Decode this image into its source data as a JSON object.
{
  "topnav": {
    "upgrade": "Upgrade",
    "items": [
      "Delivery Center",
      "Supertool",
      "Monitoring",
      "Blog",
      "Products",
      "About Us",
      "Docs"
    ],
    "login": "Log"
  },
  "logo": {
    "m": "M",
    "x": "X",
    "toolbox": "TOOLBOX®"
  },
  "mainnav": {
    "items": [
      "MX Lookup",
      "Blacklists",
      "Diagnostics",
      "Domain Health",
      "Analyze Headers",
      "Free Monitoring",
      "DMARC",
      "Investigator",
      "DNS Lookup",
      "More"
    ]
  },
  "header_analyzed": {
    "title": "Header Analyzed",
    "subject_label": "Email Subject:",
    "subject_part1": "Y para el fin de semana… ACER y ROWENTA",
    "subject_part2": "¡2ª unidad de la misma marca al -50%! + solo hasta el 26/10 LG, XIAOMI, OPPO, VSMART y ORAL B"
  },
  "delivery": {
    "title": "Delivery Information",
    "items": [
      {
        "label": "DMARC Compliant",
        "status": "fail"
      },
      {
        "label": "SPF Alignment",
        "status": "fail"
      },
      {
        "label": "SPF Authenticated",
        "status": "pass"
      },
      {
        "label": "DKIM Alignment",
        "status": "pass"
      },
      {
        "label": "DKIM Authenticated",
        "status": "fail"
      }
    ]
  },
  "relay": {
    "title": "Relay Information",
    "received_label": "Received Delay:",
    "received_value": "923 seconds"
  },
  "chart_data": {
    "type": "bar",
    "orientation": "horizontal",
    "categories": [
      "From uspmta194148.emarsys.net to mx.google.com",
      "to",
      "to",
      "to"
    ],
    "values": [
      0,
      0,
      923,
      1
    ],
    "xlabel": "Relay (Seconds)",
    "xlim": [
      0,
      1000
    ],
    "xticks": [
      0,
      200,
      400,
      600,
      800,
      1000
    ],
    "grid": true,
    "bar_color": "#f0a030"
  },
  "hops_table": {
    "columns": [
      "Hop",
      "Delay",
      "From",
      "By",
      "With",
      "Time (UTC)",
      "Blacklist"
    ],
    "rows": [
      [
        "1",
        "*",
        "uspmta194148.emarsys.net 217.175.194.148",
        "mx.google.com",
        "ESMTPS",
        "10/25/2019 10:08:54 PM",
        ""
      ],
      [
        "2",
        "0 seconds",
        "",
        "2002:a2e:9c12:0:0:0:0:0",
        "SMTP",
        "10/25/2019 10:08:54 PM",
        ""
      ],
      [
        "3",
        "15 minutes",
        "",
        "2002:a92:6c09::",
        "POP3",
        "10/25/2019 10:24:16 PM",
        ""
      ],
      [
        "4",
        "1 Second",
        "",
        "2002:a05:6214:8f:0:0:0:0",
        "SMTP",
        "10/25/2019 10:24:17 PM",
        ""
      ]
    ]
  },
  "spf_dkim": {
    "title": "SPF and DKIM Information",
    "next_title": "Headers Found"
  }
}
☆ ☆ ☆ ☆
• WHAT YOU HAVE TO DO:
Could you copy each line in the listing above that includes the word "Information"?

• REPLY:
    "title": "Delivery Information",
    "title": "Relay Information",
    "title": "SPF and DKIM Information",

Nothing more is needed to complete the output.